At their meeting in Lilongwe in 2014, gender ministers agreed to review the SADC Gender Protocol (the Protocol) in 2015. In Harare a year later, Ministers agreed that the Protocol should be aligned to the Post -2015 Sustainable Development Goals (SDGs), the Beijing Plus Twenty Review, and the Africa Agenda 2063. They also agreed that the Protocol should be accompanied by a Monitoring, Evaluation and Results (MER) Framework.
The SADC Gender Protocol, that brings together all existing global and regional commitments to gender equality, and enhances these through specific targets and timeframes, is the only one of the 27 SADC Protocols that has specific time frames, and that will now have an MER framework.

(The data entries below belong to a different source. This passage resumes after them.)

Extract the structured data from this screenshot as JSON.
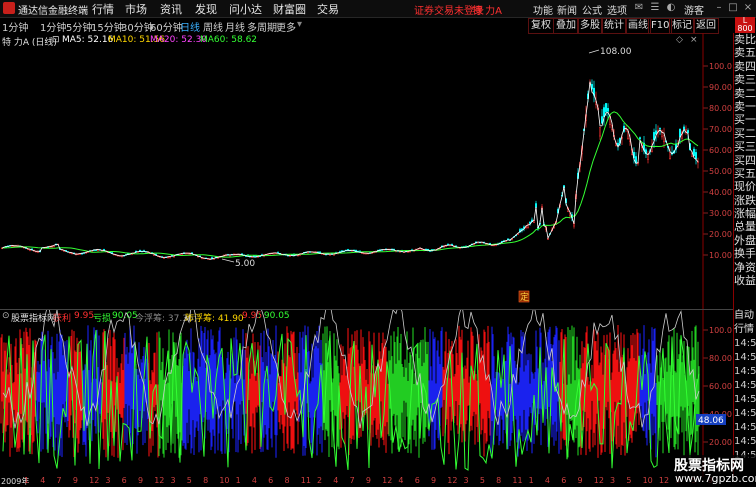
{
  "app": {
    "title": "通达信金融终端"
  },
  "menu": {
    "items": [
      "行情",
      "市场",
      "资讯",
      "发现",
      "问小达",
      "财富圈",
      "交易"
    ]
  },
  "status": {
    "login_warning": "证券交易未登录",
    "stock_label": "特 力A"
  },
  "right_menu": {
    "items": [
      "功能",
      "新闻",
      "公式",
      "选项"
    ],
    "user": "游客"
  },
  "period_bar": {
    "periods": [
      "1分钟",
      "1分钟",
      "5分钟",
      "15分钟",
      "30分钟",
      "60分钟",
      "日线",
      "周线",
      "月线",
      "多周期",
      "更多"
    ],
    "active_index": 6,
    "tools": [
      "复权",
      "叠加",
      "多股",
      "统计",
      "画线",
      "F10",
      "标记",
      "返回"
    ]
  },
  "main_chart": {
    "stock": "特 力A (日线)",
    "ma_labels": [
      {
        "text": "MA5: 52.16",
        "color": "#ffffff"
      },
      {
        "text": "MA10: 51.56",
        "color": "#ffd700"
      },
      {
        "text": "MA20: 52.30",
        "color": "#ff44ff"
      },
      {
        "text": "MA60: 58.62",
        "color": "#33ff33"
      }
    ],
    "high_marker": "108.00",
    "low_marker": "5.00",
    "event_marker": "定",
    "y_ticks": [
      "100.0",
      "90.00",
      "80.00",
      "70.00",
      "60.00",
      "50.00",
      "40.00",
      "30.00",
      "20.00",
      "10.00"
    ],
    "up_color": "#ff3232",
    "down_color": "#00ffff"
  },
  "side_panel": {
    "items": [
      "卖比",
      "卖五",
      "卖四",
      "卖三",
      "卖二",
      "卖一",
      "买一",
      "买二",
      "买三",
      "买四",
      "买五",
      "现价",
      "涨跌",
      "涨幅",
      "总量",
      "外盘",
      "换手",
      "净资",
      "收益"
    ]
  },
  "ticket_tab": "L 800",
  "indicator": {
    "name": "股票指标网",
    "labels": [
      {
        "text": "获利",
        "color": "#ff3030"
      },
      {
        "text": "9.95",
        "color": "#ff3030"
      },
      {
        "text": "亏损",
        "color": "#33ff33"
      },
      {
        "text": "90.05",
        "color": "#33ff33"
      },
      {
        "text": "今浮筹: 37.36",
        "color": "#888888"
      },
      {
        "text": "昨浮筹: 41.90",
        "color": "#ffd700"
      },
      {
        "text": "9.95",
        "color": "#ff3030"
      },
      {
        "text": ": 90.05",
        "color": "#33ff33"
      }
    ],
    "y_ticks": [
      "100.0",
      "80.00",
      "60.00",
      "40.00",
      "20.00"
    ],
    "current_value": "48.06"
  },
  "indicator_side": {
    "items": [
      "自动",
      "行情",
      "14:50",
      "14:50",
      "14:50",
      "14:50",
      "14:50",
      "14:50",
      "14:50",
      "14:50",
      "14:50"
    ]
  },
  "date_axis": {
    "labels": [
      "2009年",
      "1",
      "4",
      "7",
      "9",
      "12",
      "3",
      "6",
      "9",
      "12",
      "3",
      "5",
      "8",
      "10",
      "1",
      "4",
      "6",
      "8",
      "11",
      "2",
      "4",
      "7",
      "9",
      "12",
      "4",
      "6",
      "9",
      "12",
      "3",
      "5",
      "8",
      "11",
      "1",
      "4",
      "6",
      "9",
      "12",
      "3",
      "5",
      "10",
      "12",
      "3",
      "5",
      "9"
    ]
  },
  "watermark": {
    "line1": "股票指标网",
    "line2": "www.7gpzb.com"
  }
}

In anticipation of the review, the 2014 Barometer identified strengths and weaknesses of the SADC Gender Protocol, and suggested how this might be strengthened by the SDGs that currently have 17 goals and 169 targets, including Goal Five on gender equality. The SDGs, to be adopted at the UN General Assembly in September 2015, are likely to be accompanied
by approximately 100 indicators.
The Southern African Gender Protocol Alliance has worked tirelessly to canvass the Post 2015 agenda through its 15 country networks as well as influence the global agenda, where this work has been acknowledged by the UN.
The 2015 Barometer serves two purposes. It tracks progress since the historic adoption of the SADC Gender Protocol in 2008. It also proposes how the Protocol can be strengthened through alignment to the new instruments, especially the SDGs that have 33 complementary references to gender, and are likely to be accompanied by over 30 gender-related targets.
What is clear from the analysis is that the biggest gap over the last seven years is implementation. This underscores the theme of the 2015 barometer: A Strong Post -2015 agenda: Action and Results!
As UN Women Executive Director Phumzile Mlambo-Ngkuka puts it in her foreword to the Barometer: “We do not want to have to be making the same promises 15 years from now. Let us break the back of gender discrimination so that the 21st century is regarded as the century that empowered women and empowered humanity. This is an historic opportunity. Let us grasp it!”
(Colleen Lowe Morna, CEO of Gender Links, and Sifiso Dube the Alliance and Partnerships Manager, co-edited the 2015 Southern African Gender Protocol Barometer. This article is part of the Gender Links New Service. For more information go to http://www.genderlinks.org.za/article/sadc-gender-protocol-barometer-2015-2015-07-16).